This could be a pain in the posterior for users. Imagine a Facebook user having to sign up again and submit all their data and reconnect with all their friends to use Facebook Messenger. I would argue, however, that Messenger was a feature for a long time, and part of Facebook just like groups. But when you start spinning it off into a separate product with its own app, this is where it becomes uncompetitive.
4. A level playing field of user portability
There is a solution for smoothly allowing users to migrate their accounts if platforms think convenience is more important than shutting out the competition.
An exception to idea 3 would be allowed if a service offered an interface where people could port their profile to competitors just as easily, and with just as much nudging and advertising, as the company’s own products. So if Facebook were to give users the opportunity to join WhatsApp with one click (or vice versa), this would only be permissible if a similar opportunity with just as much advertising and nudging were available for all competitors in the product category. They would have to give users the opportunity to migrate to SnapChat (and others, depending on how you define the category) as well as Instragram; Telegram and Threema as well as Messenger.
This way, if a company with an existing network effect tried to take their userbase with them to another product (which can be quite convenient for users who don’t want to sign up several times), then users would immediately be given a choice and the competition would have a big opportunity to compete on equal terms. This would shorten a network effect’s shelf life and make Blitzscaling less likely to pay off.
5. Open standards for mature products/features
I haven’t thought this one through right up to the end, but I think there could be an opportunity around opening up products that have stopped innovating.
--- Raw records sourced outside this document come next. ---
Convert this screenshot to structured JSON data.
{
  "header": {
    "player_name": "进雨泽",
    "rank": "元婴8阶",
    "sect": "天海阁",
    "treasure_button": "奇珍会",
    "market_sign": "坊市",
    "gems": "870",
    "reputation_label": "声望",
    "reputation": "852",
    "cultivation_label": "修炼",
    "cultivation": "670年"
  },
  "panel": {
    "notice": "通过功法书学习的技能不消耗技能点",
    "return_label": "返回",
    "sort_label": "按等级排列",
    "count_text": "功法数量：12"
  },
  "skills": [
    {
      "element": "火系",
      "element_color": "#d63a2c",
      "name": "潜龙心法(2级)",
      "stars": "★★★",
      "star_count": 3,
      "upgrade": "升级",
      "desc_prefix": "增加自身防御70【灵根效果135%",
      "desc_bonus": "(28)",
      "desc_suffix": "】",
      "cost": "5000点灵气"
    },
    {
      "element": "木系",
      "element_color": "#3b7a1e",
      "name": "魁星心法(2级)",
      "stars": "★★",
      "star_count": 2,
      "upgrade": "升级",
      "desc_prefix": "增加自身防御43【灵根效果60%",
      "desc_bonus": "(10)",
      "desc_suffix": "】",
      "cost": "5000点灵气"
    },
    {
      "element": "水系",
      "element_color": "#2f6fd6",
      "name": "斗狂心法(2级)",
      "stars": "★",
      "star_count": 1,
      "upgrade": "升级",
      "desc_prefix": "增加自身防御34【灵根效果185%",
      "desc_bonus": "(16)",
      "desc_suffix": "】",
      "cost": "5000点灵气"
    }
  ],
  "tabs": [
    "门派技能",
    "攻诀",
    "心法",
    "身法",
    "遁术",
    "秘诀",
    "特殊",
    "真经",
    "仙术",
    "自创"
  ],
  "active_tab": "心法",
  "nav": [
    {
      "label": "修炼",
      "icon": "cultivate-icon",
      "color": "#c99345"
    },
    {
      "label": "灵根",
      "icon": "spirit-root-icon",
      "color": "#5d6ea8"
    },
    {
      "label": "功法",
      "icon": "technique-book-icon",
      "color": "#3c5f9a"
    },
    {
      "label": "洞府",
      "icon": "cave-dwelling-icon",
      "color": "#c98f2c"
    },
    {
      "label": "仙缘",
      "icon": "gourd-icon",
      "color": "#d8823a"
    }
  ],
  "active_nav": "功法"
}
These products would be standardised in a way that would enable other providers to access users in the same way you have email clients that work to a common standard, but nevertheless innovators such as Gmail who add functionality on top. It would mean I can use Messenger to communicate with people who aren’t on Facebook. I am aware that this is by no means a panacaea – the email standard, because it is in so wide use, hasn’t really been updated for a long time. It certainly doesn’t support native encryption, which was an oversight right at the beginning that hasn’t been satisfactorily rectified even now.
6. A shorter shelf-life for network effects
All in all, I don’t think we are going to be able to take the traditional approach to monopoly aversion, i.e. identifying a resource and making it available to everyone. We can, though, encourage new entrants do truly different things, and accept that they will, for a while, enjoy a user-based network effect. However, reducing the value of these network effects by making them less portable and shortening their shelf-life, is possible without degrading user experience. This would be regulation doing what it is there to do: letting the market do what it does best (which is what we learned from O’Reilly’s approach), while guaranteeing a level playing field for true innovation.
Yes, the winner would still take it all, but only for a limited time. This would devalue network effects, with the pleasant side effect of making so-called Blitzscaling less attractive. It would make the titans a little sluggish and electrify the minnows.